• **Problem to work on**
Please repeat each of the records that follow, exactly as written.

───── Material to process

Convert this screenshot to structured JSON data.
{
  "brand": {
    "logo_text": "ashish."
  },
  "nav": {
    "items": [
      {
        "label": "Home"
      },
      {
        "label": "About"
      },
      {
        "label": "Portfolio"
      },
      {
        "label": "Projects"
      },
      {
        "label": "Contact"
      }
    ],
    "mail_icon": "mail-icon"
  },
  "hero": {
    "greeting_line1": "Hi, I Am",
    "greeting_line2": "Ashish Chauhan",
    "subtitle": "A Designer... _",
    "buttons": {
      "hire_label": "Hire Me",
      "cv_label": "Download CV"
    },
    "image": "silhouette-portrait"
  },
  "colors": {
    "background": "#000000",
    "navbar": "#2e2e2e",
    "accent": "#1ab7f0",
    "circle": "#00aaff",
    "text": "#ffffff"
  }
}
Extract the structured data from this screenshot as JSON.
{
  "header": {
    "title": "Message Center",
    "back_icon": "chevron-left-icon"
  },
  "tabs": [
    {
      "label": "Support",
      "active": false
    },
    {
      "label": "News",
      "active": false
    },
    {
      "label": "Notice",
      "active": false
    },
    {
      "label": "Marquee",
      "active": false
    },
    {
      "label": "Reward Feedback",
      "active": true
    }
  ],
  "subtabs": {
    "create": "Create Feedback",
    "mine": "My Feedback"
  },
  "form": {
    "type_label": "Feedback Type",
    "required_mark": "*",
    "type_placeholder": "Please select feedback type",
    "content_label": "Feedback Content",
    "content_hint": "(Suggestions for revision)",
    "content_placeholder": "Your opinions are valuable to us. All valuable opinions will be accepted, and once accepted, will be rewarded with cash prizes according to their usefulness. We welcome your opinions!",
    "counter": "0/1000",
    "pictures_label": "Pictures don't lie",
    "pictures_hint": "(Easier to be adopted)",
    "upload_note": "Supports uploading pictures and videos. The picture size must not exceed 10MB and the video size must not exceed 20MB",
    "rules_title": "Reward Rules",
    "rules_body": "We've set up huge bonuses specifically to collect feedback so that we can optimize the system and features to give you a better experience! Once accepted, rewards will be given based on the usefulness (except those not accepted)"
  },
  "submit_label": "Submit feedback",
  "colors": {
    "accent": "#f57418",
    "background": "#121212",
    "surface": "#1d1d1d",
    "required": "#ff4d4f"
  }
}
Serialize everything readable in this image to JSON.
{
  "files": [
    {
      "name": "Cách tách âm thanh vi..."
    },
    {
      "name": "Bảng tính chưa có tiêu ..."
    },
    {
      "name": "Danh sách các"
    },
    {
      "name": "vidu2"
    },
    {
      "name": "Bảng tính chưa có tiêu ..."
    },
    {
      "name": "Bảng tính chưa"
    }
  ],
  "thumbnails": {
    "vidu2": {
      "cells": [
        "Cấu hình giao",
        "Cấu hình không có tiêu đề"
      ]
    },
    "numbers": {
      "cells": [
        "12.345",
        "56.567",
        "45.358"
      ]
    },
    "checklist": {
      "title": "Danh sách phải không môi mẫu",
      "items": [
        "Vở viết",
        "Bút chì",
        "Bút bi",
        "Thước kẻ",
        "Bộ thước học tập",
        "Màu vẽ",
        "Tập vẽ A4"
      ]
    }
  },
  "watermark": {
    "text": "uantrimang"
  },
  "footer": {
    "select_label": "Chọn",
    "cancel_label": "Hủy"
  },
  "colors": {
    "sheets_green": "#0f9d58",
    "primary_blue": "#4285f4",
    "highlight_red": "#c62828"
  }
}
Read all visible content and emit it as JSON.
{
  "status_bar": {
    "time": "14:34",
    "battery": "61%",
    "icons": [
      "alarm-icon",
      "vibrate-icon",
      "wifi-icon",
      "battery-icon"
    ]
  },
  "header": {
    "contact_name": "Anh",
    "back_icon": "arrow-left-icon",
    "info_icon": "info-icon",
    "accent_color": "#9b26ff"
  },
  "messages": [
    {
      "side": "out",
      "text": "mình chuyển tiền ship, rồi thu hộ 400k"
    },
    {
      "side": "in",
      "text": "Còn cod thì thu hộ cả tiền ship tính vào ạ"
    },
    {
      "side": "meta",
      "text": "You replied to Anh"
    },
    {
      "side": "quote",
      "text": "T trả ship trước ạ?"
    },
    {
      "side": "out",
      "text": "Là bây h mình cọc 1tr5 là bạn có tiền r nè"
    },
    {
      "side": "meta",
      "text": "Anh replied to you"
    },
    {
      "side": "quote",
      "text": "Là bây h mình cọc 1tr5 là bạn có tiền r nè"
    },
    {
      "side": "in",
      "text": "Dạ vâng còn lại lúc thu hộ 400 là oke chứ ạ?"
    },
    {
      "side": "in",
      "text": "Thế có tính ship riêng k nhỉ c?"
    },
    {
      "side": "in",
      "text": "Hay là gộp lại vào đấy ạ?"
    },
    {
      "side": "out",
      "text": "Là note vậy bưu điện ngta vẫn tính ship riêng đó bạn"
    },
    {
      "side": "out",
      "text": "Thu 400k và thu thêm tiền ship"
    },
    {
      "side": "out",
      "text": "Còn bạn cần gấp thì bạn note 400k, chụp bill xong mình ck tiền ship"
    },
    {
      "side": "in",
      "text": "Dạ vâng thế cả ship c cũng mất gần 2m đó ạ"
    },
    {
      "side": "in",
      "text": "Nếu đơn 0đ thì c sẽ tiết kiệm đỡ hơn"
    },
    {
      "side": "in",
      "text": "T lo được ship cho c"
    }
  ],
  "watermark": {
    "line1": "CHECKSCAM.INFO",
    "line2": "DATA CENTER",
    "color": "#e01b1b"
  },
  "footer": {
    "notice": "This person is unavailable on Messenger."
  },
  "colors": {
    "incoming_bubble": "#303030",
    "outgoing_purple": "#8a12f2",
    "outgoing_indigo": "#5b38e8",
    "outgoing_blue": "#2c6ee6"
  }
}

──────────

• **Answer section**
Convert this screenshot to structured JSON data.
{
  "brand": {
    "logo_text": "ashish."
  },
  "nav": {
    "items": [
      {
        "label": "Home"
      },
      {
        "label": "About"
      },
      {
        "label": "Portfolio"
      },
      {
        "label": "Projects"
      },
      {
        "label": "Contact"
      }
    ],
    "mail_icon": "mail-icon"
  },
  "hero": {
    "greeting_line1": "Hi, I Am",
    "greeting_line2": "Ashish Chauhan",
    "subtitle": "A Designer... _",
    "buttons": {
      "hire_label": "Hire Me",
      "cv_label": "Download CV"
    },
    "image": "silhouette-portrait"
  },
  "colors": {
    "background": "#000000",
    "navbar": "#2e2e2e",
    "accent": "#1ab7f0",
    "circle": "#00aaff",
    "text": "#ffffff"
  }
}
Extract the structured data from this screenshot as JSON.
{
  "header": {
    "title": "Message Center",
    "back_icon": "chevron-left-icon"
  },
  "tabs": [
    {
      "label": "Support",
      "active": false
    },
    {
      "label": "News",
      "active": false
    },
    {
      "label": "Notice",
      "active": false
    },
    {
      "label": "Marquee",
      "active": false
    },
    {
      "label": "Reward Feedback",
      "active": true
    }
  ],
  "subtabs": {
    "create": "Create Feedback",
    "mine": "My Feedback"
  },
  "form": {
    "type_label": "Feedback Type",
    "required_mark": "*",
    "type_placeholder": "Please select feedback type",
    "content_label": "Feedback Content",
    "content_hint": "(Suggestions for revision)",
    "content_placeholder": "Your opinions are valuable to us. All valuable opinions will be accepted, and once accepted, will be rewarded with cash prizes according to their usefulness. We welcome your opinions!",
    "counter": "0/1000",
    "pictures_label": "Pictures don't lie",
    "pictures_hint": "(Easier to be adopted)",
    "upload_note": "Supports uploading pictures and videos. The picture size must not exceed 10MB and the video size must not exceed 20MB",
    "rules_title": "Reward Rules",
    "rules_body": "We've set up huge bonuses specifically to collect feedback so that we can optimize the system and features to give you a better experience! Once accepted, rewards will be given based on the usefulness (except those not accepted)"
  },
  "submit_label": "Submit feedback",
  "colors": {
    "accent": "#f57418",
    "background": "#121212",
    "surface": "#1d1d1d",
    "required": "#ff4d4f"
  }
}
Serialize everything readable in this image to JSON.
{
  "files": [
    {
      "name": "Cách tách âm thanh vi..."
    },
    {
      "name": "Bảng tính chưa có tiêu ..."
    },
    {
      "name": "Danh sách các"
    },
    {
      "name": "vidu2"
    },
    {
      "name": "Bảng tính chưa có tiêu ..."
    },
    {
      "name": "Bảng tính chưa"
    }
  ],
  "thumbnails": {
    "vidu2": {
      "cells": [
        "Cấu hình giao",
        "Cấu hình không có tiêu đề"
      ]
    },
    "numbers": {
      "cells": [
        "12.345",
        "56.567",
        "45.358"
      ]
    },
    "checklist": {
      "title": "Danh sách phải không môi mẫu",
      "items": [
        "Vở viết",
        "Bút chì",
        "Bút bi",
        "Thước kẻ",
        "Bộ thước học tập",
        "Màu vẽ",
        "Tập vẽ A4"
      ]
    }
  },
  "watermark": {
    "text": "uantrimang"
  },
  "footer": {
    "select_label": "Chọn",
    "cancel_label": "Hủy"
  },
  "colors": {
    "sheets_green": "#0f9d58",
    "primary_blue": "#4285f4",
    "highlight_red": "#c62828"
  }
}
Read all visible content and emit it as JSON.
{
  "status_bar": {
    "time": "14:34",
    "battery": "61%",
    "icons": [
      "alarm-icon",
      "vibrate-icon",
      "wifi-icon",
      "battery-icon"
    ]
  },
  "header": {
    "contact_name": "Anh",
    "back_icon": "arrow-left-icon",
    "info_icon": "info-icon",
    "accent_color": "#9b26ff"
  },
  "messages": [
    {
      "side": "out",
      "text": "mình chuyển tiền ship, rồi thu hộ 400k"
    },
    {
      "side": "in",
      "text": "Còn cod thì thu hộ cả tiền ship tính vào ạ"
    },
    {
      "side": "meta",
      "text": "You replied to Anh"
    },
    {
      "side": "quote",
      "text": "T trả ship trước ạ?"
    },
    {
      "side": "out",
      "text": "Là bây h mình cọc 1tr5 là bạn có tiền r nè"
    },
    {
      "side": "meta",
      "text": "Anh replied to you"
    },
    {
      "side": "quote",
      "text": "Là bây h mình cọc 1tr5 là bạn có tiền r nè"
    },
    {
      "side": "in",
      "text": "Dạ vâng còn lại lúc thu hộ 400 là oke chứ ạ?"
    },
    {
      "side": "in",
      "text": "Thế có tính ship riêng k nhỉ c?"
    },
    {
      "side": "in",
      "text": "Hay là gộp lại vào đấy ạ?"
    },
    {
      "side": "out",
      "text": "Là note vậy bưu điện ngta vẫn tính ship riêng đó bạn"
    },
    {
      "side": "out",
      "text": "Thu 400k và thu thêm tiền ship"
    },
    {
      "side": "out",
      "text": "Còn bạn cần gấp thì bạn note 400k, chụp bill xong mình ck tiền ship"
    },
    {
      "side": "in",
      "text": "Dạ vâng thế cả ship c cũng mất gần 2m đó ạ"
    },
    {
      "side": "in",
      "text": "Nếu đơn 0đ thì c sẽ tiết kiệm đỡ hơn"
    },
    {
      "side": "in",
      "text": "T lo được ship cho c"
    }
  ],
  "watermark": {
    "line1": "CHECKSCAM.INFO",
    "line2": "DATA CENTER",
    "color": "#e01b1b"
  },
  "footer": {
    "notice": "This person is unavailable on Messenger."
  },
  "colors": {
    "incoming_bubble": "#303030",
    "outgoing_purple": "#8a12f2",
    "outgoing_indigo": "#5b38e8",
    "outgoing_blue": "#2c6ee6"
  }
}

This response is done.